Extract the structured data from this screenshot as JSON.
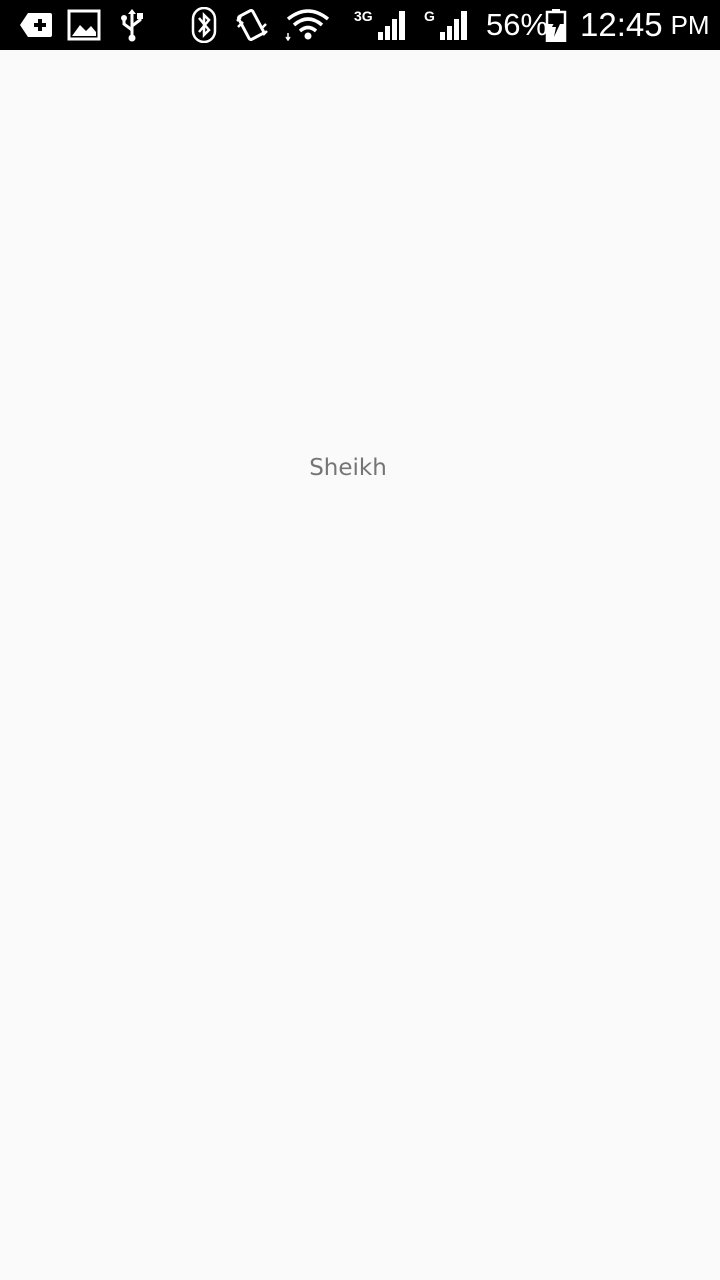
{
  "status_bar": {
    "icons": [
      "notification-add-icon",
      "image-notification-icon",
      "usb-icon",
      "bluetooth-icon",
      "vibrate-icon",
      "wifi-icon",
      "signal-3g-icon",
      "signal-g-icon",
      "battery-charging-icon"
    ],
    "sim1_network": "3G",
    "sim2_network": "G",
    "battery_percent": "56%",
    "time": "12:45",
    "ampm": "PM",
    "background_color": "#000000"
  },
  "main": {
    "label": "Sheikh",
    "background_color": "#fafafa",
    "text_color": "#757575"
  }
}
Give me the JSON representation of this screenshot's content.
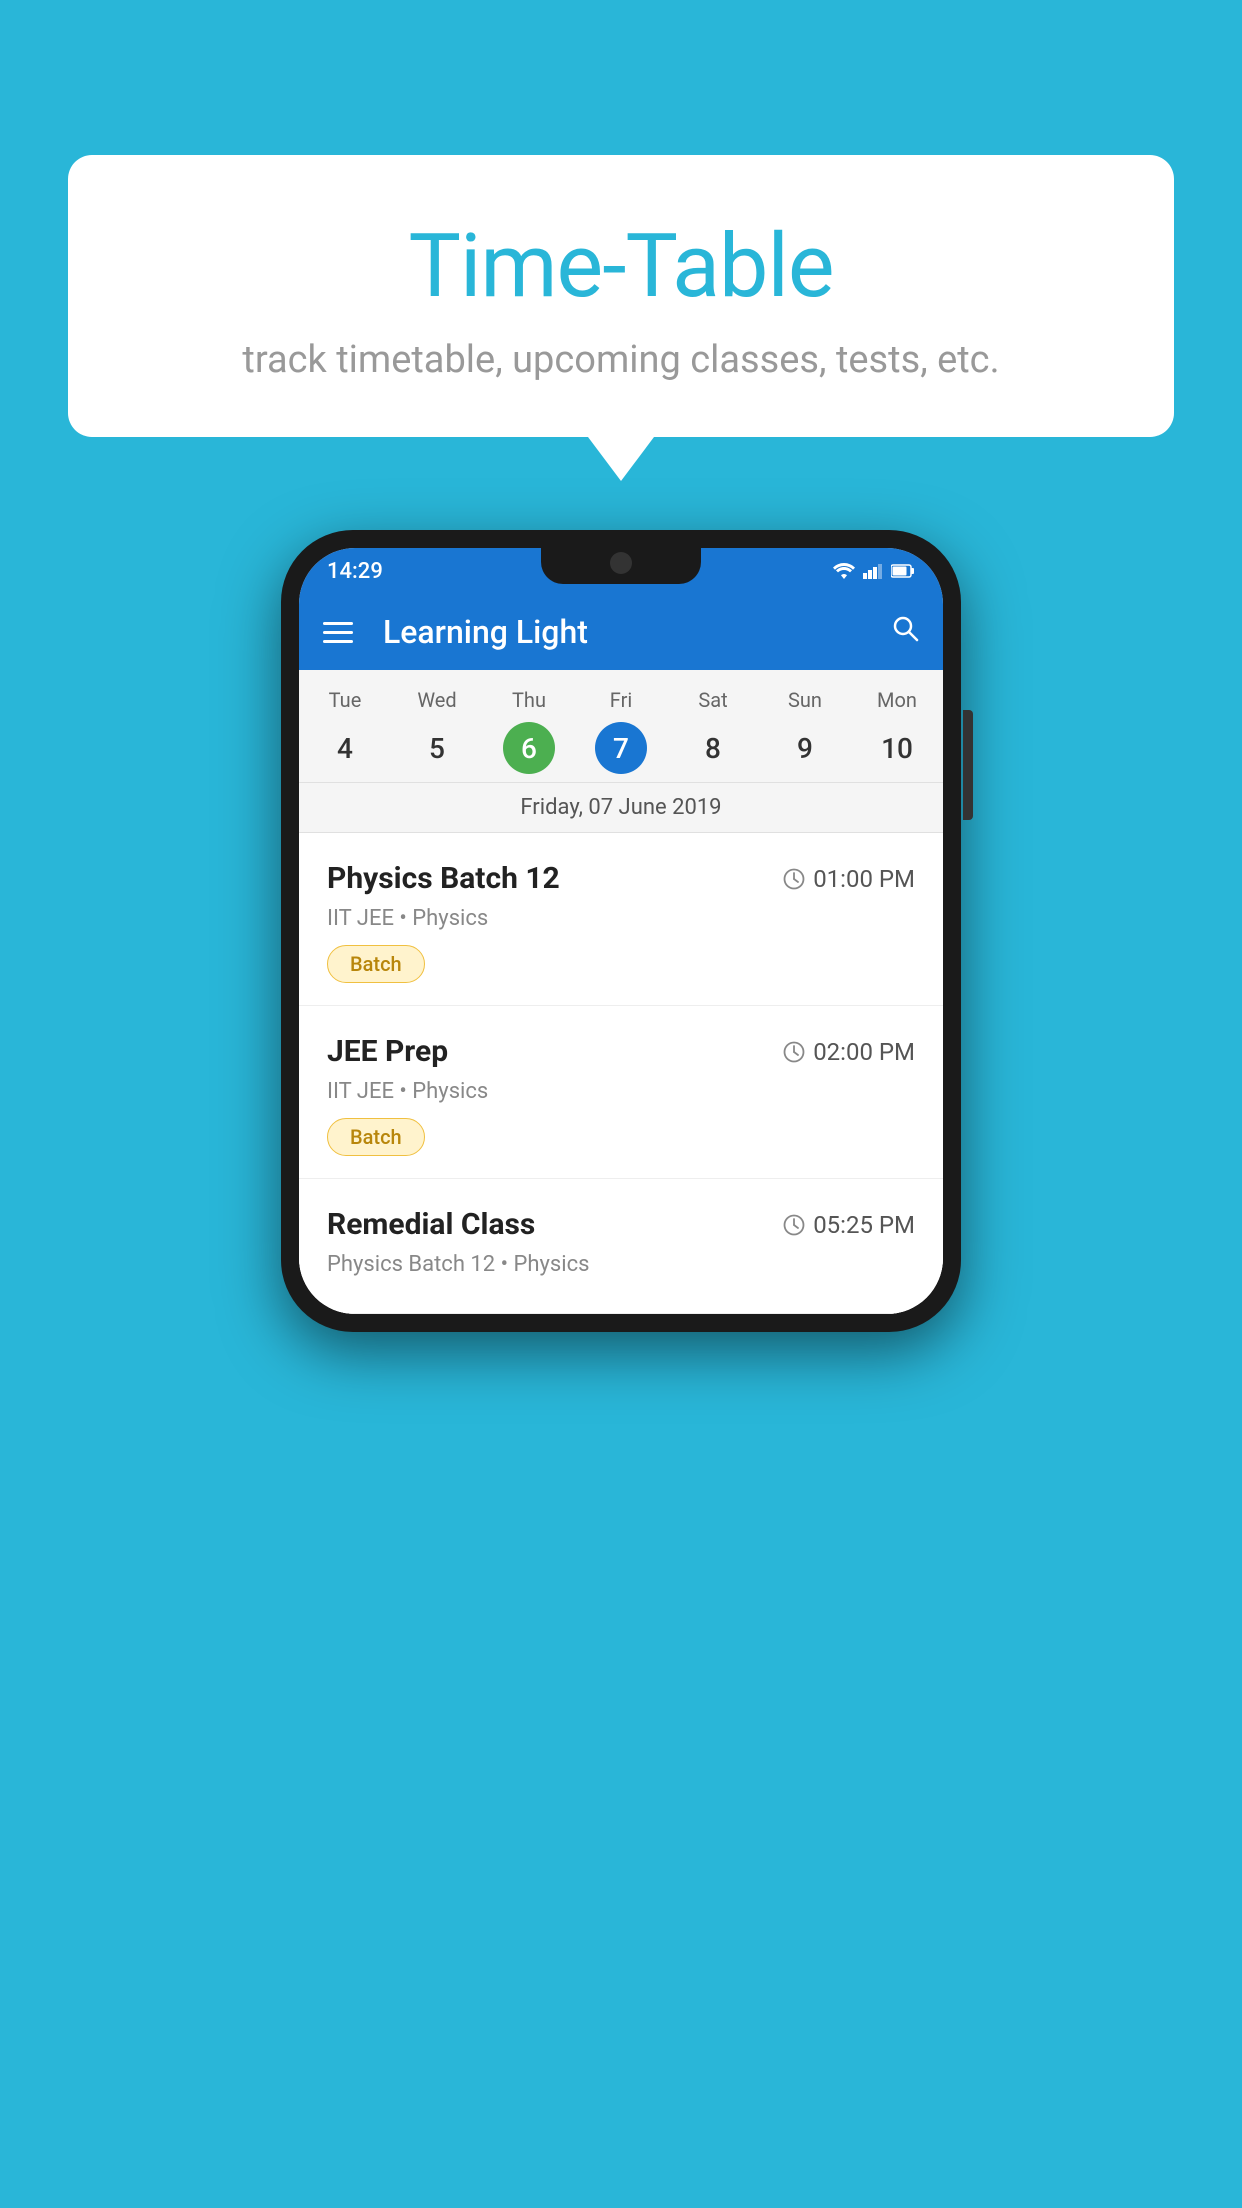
{
  "background": {
    "color": "#29b6d8"
  },
  "bubble": {
    "title": "Time-Table",
    "subtitle": "track timetable, upcoming classes, tests, etc."
  },
  "phone": {
    "status_bar": {
      "time": "14:29",
      "icons": [
        "wifi",
        "signal",
        "battery"
      ]
    },
    "app_bar": {
      "title": "Learning Light",
      "menu_icon": "hamburger",
      "search_icon": "search"
    },
    "calendar": {
      "days": [
        {
          "name": "Tue",
          "num": "4",
          "state": "normal"
        },
        {
          "name": "Wed",
          "num": "5",
          "state": "normal"
        },
        {
          "name": "Thu",
          "num": "6",
          "state": "today"
        },
        {
          "name": "Fri",
          "num": "7",
          "state": "selected"
        },
        {
          "name": "Sat",
          "num": "8",
          "state": "normal"
        },
        {
          "name": "Sun",
          "num": "9",
          "state": "normal"
        },
        {
          "name": "Mon",
          "num": "10",
          "state": "normal"
        }
      ],
      "selected_date_label": "Friday, 07 June 2019"
    },
    "schedule": [
      {
        "title": "Physics Batch 12",
        "time": "01:00 PM",
        "subtitle": "IIT JEE • Physics",
        "badge": "Batch"
      },
      {
        "title": "JEE Prep",
        "time": "02:00 PM",
        "subtitle": "IIT JEE • Physics",
        "badge": "Batch"
      },
      {
        "title": "Remedial Class",
        "time": "05:25 PM",
        "subtitle": "Physics Batch 12 • Physics",
        "badge": ""
      }
    ]
  }
}
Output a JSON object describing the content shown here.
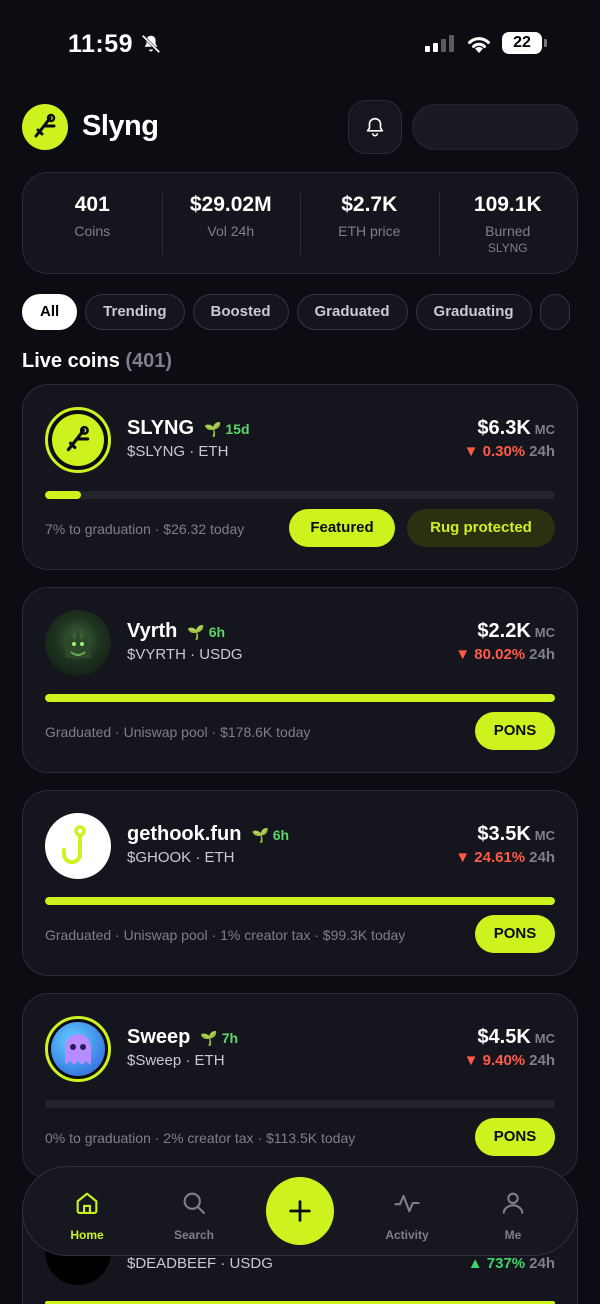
{
  "status": {
    "time": "11:59",
    "battery": "22"
  },
  "header": {
    "brand": "Slyng"
  },
  "stats": [
    {
      "value": "401",
      "label": "Coins"
    },
    {
      "value": "$29.02M",
      "label": "Vol 24h"
    },
    {
      "value": "$2.7K",
      "label": "ETH price"
    },
    {
      "value": "109.1K",
      "label": "Burned",
      "sub": "SLYNG"
    }
  ],
  "filters": [
    "All",
    "Trending",
    "Boosted",
    "Graduated",
    "Graduating"
  ],
  "section": {
    "title": "Live coins",
    "count": "(401)"
  },
  "coins": [
    {
      "name": "SLYNG",
      "age": "15d",
      "ticker": "$SLYNG · ETH",
      "mc": "$6.3K",
      "mc_unit": "MC",
      "change": "▼ 0.30%",
      "change_unit": "24h",
      "progress": 0.07,
      "meta": "7% to graduation · $26.32 today",
      "buttons": [
        "Featured",
        "Rug protected"
      ]
    },
    {
      "name": "Vyrth",
      "age": "6h",
      "ticker": "$VYRTH · USDG",
      "mc": "$2.2K",
      "mc_unit": "MC",
      "change": "▼ 80.02%",
      "change_unit": "24h",
      "progress": 1.0,
      "meta": "Graduated · Uniswap pool · $178.6K today",
      "buttons": [
        "PONS"
      ]
    },
    {
      "name": "gethook.fun",
      "age": "6h",
      "ticker": "$GHOOK · ETH",
      "mc": "$3.5K",
      "mc_unit": "MC",
      "change": "▼ 24.61%",
      "change_unit": "24h",
      "progress": 1.0,
      "meta": "Graduated · Uniswap pool · 1% creator tax · $99.3K today",
      "buttons": [
        "PONS"
      ]
    },
    {
      "name": "Sweep",
      "age": "7h",
      "ticker": "$Sweep · ETH",
      "mc": "$4.5K",
      "mc_unit": "MC",
      "change": "▼ 9.40%",
      "change_unit": "24h",
      "progress": 0.0,
      "meta": "0% to graduation · 2% creator tax · $113.5K today",
      "buttons": [
        "PONS"
      ]
    },
    {
      "ticker": "$DEADBEEF · USDG",
      "change": "▲ 737%",
      "change_unit": "24h"
    }
  ],
  "nav": [
    {
      "label": "Home",
      "icon": "home-icon"
    },
    {
      "label": "Search",
      "icon": "search-icon"
    },
    {
      "label": "Activity",
      "icon": "activity-icon"
    },
    {
      "label": "Me",
      "icon": "user-icon"
    }
  ],
  "colors": {
    "accent": "#cdf21e",
    "negative": "#ff5a4a",
    "positive": "#3fd36c",
    "bg": "#0c0d12"
  }
}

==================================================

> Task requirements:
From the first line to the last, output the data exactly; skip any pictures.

> Written reply:
Extract the structured data from this screenshot as JSON.
{
  "status_bar": {
    "icons": [
      "notification-add-icon",
      "image-notification-icon",
      "usb-icon",
      "bluetooth-icon",
      "vibrate-icon",
      "wifi-icon",
      "signal-3g-icon",
      "signal-g-icon",
      "battery-charging-icon"
    ],
    "sim1_network": "3G",
    "sim2_network": "G",
    "battery_percent": "56%",
    "time": "12:45",
    "ampm": "PM",
    "background_color": "#000000"
  },
  "main": {
    "label": "Sheikh",
    "background_color": "#fafafa",
    "text_color": "#757575"
  }
}
Give me the JSON representation of this screenshot's content.
{
  "background": {
    "color": "#29b6d8"
  },
  "bubble": {
    "title": "Time-Table",
    "subtitle": "track timetable, upcoming classes, tests, etc."
  },
  "phone": {
    "status_bar": {
      "time": "14:29",
      "icons": [
        "wifi",
        "signal",
        "battery"
      ]
    },
    "app_bar": {
      "title": "Learning Light",
      "menu_icon": "hamburger",
      "search_icon": "search"
    },
    "calendar": {
      "days": [
        {
          "name": "Tue",
          "num": "4",
          "state": "normal"
        },
        {
          "name": "Wed",
          "num": "5",
          "state": "normal"
        },
        {
          "name": "Thu",
          "num": "6",
          "state": "today"
        },
        {
          "name": "Fri",
          "num": "7",
          "state": "selected"
        },
        {
          "name": "Sat",
          "num": "8",
          "state": "normal"
        },
        {
          "name": "Sun",
          "num": "9",
          "state": "normal"
        },
        {
          "name": "Mon",
          "num": "10",
          "state": "normal"
        }
      ],
      "selected_date_label": "Friday, 07 June 2019"
    },
    "schedule": [
      {
        "title": "Physics Batch 12",
        "time": "01:00 PM",
        "subtitle": "IIT JEE • Physics",
        "badge": "Batch"
      },
      {
        "title": "JEE Prep",
        "time": "02:00 PM",
        "subtitle": "IIT JEE • Physics",
        "badge": "Batch"
      },
      {
        "title": "Remedial Class",
        "time": "05:25 PM",
        "subtitle": "Physics Batch 12 • Physics",
        "badge": ""
      }
    ]
  }
}
Output a JSON object describing the content shown here.
{
  "status": {
    "time": "11:59",
    "battery": "22"
  },
  "header": {
    "brand": "Slyng"
  },
  "stats": [
    {
      "value": "401",
      "label": "Coins"
    },
    {
      "value": "$29.02M",
      "label": "Vol 24h"
    },
    {
      "value": "$2.7K",
      "label": "ETH price"
    },
    {
      "value": "109.1K",
      "label": "Burned",
      "sub": "SLYNG"
    }
  ],
  "filters": [
    "All",
    "Trending",
    "Boosted",
    "Graduated",
    "Graduating"
  ],
  "section": {
    "title": "Live coins",
    "count": "(401)"
  },
  "coins": [
    {
      "name": "SLYNG",
      "age": "15d",
      "ticker": "$SLYNG · ETH",
      "mc": "$6.3K",
      "mc_unit": "MC",
      "change": "▼ 0.30%",
      "change_unit": "24h",
      "progress": 0.07,
      "meta": "7% to graduation · $26.32 today",
      "buttons": [
        "Featured",
        "Rug protected"
      ]
    },
    {
      "name": "Vyrth",
      "age": "6h",
      "ticker": "$VYRTH · USDG",
      "mc": "$2.2K",
      "mc_unit": "MC",
      "change": "▼ 80.02%",
      "change_unit": "24h",
      "progress": 1.0,
      "meta": "Graduated · Uniswap pool · $178.6K today",
      "buttons": [
        "PONS"
      ]
    },
    {
      "name": "gethook.fun",
      "age": "6h",
      "ticker": "$GHOOK · ETH",
      "mc": "$3.5K",
      "mc_unit": "MC",
      "change": "▼ 24.61%",
      "change_unit": "24h",
      "progress": 1.0,
      "meta": "Graduated · Uniswap pool · 1% creator tax · $99.3K today",
      "buttons": [
        "PONS"
      ]
    },
    {
      "name": "Sweep",
      "age": "7h",
      "ticker": "$Sweep · ETH",
      "mc": "$4.5K",
      "mc_unit": "MC",
      "change": "▼ 9.40%",
      "change_unit": "24h",
      "progress": 0.0,
      "meta": "0% to graduation · 2% creator tax · $113.5K today",
      "buttons": [
        "PONS"
      ]
    },
    {
      "ticker": "$DEADBEEF · USDG",
      "change": "▲ 737%",
      "change_unit": "24h"
    }
  ],
  "nav": [
    {
      "label": "Home",
      "icon": "home-icon"
    },
    {
      "label": "Search",
      "icon": "search-icon"
    },
    {
      "label": "Activity",
      "icon": "activity-icon"
    },
    {
      "label": "Me",
      "icon": "user-icon"
    }
  ],
  "colors": {
    "accent": "#cdf21e",
    "negative": "#ff5a4a",
    "positive": "#3fd36c",
    "bg": "#0c0d12"
  }
}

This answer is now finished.